A sensorimotor anomaly of the binocular vision system characterized by the non-fixating eye turning upward under conditions of dissociation.


The signs and symptoms associated with dissociated vertical deviation may include, but are not limited to, the following:

  1. abnormal postural adaptation/abnormal working distance (ICD: R29.3)
  2. eye turn, deviation (ICD: H50.9)/diplopia (ICD: H53.2)
  3. inaccurate/inconsistent depth judgment
  4. spatial disorientation


Dissociated vertical deviation is characterized by the diagnostic finding that either eye turns upward when covered.


The doctor of optometry determines appropriate diagnostic and therapeutic modalities, and frequency of evaluation and follow-up, based on the urgency and nature of the patient’s conditions and unique needs. Vision disorders that are not totally cured through vision therapy may still be ameliorated with significant improvement in visual function and quality of life. The management of the case and duration of treatment would be affected by:

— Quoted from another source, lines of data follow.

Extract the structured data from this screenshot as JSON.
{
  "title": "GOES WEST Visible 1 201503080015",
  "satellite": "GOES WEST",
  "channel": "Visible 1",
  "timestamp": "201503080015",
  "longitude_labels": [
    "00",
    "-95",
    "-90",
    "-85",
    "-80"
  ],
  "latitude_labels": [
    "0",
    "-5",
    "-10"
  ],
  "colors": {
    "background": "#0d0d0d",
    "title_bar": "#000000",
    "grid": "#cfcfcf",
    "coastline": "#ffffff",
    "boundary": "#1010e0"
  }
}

  1. the severity of symptoms and diagnostic factors, including onset and duration of the problem
  2. the complications of associated visual conditions
  3. implications of patient’s general health, cognitive development, physical development, and effects of medications taken
  4. etiological factors
  5. extent of visual demands placed upon the individual
  6. patient compliance and involvement in the prescribed therapy regimen
  7. type, scope, and results of prior interventions


The goal of the prescribed treatment regimen is to address the diagnostic factors and alleviate the presenting signs and symptoms of the diagnosed condition. Some cases are successfully managed by the prescription of therapeutic lenses and/or prisms. Most dissociated vertical deviation cases require optometric vision therapy, which incorporates the prescription of specific treatments in order to:

  1. develop adequate fusional vergence ranges and stability in all positions of gaze at distance and near
  2. enhance accommodative/convergence relationships
  3. enhance depth judgments and/or stereopsis
  4. integrate binocular function with information processing
  5. enhance fusional vergence facility and flexibility
  6. integrate binocular skills with accurate motor responses
  7. integrate binocular skills with other sensory skills (vestibular, kinesthetic, tactile, and auditory)
  8. increase visual stamina/integrate newly established skills with information processing



The following treatment ranges are provided as a guide. Treatment duration will depend upon the particular patient’s condition and associated factors. When duration of treatment beyond these ranges is required, documentation of the medical necessity for additional treatment services may be warranted for third-party claims processing and review purposes.

  1. Full treatment requires resolution of associated visual conditions.
  2. The most commonly encountered dissociated vertical deviation evident in a non-strabismic case usually requires 40 hours of office therapy.
  3. The most commonly encountered dissociated vertical deviation evident in a strabismic case usually requires 60 hours of office therapy.
  4. Dissociated vertical deviation may require substantially more office therapy, if complicated by associated factors such as prior eye muscle surgery, cerebral vascular accident, head trauma, and/or systemic conditions.


At the conclusion of the active treatment regimen, periodic follow-up evaluation is required. Should signs, symptoms, or other diagnostic factors recur, further therapy may be medically necessary. Therapeutic lenses may be prescribed during or at the conclusion of active vision therapy to assist in the maintenance of long-term stability.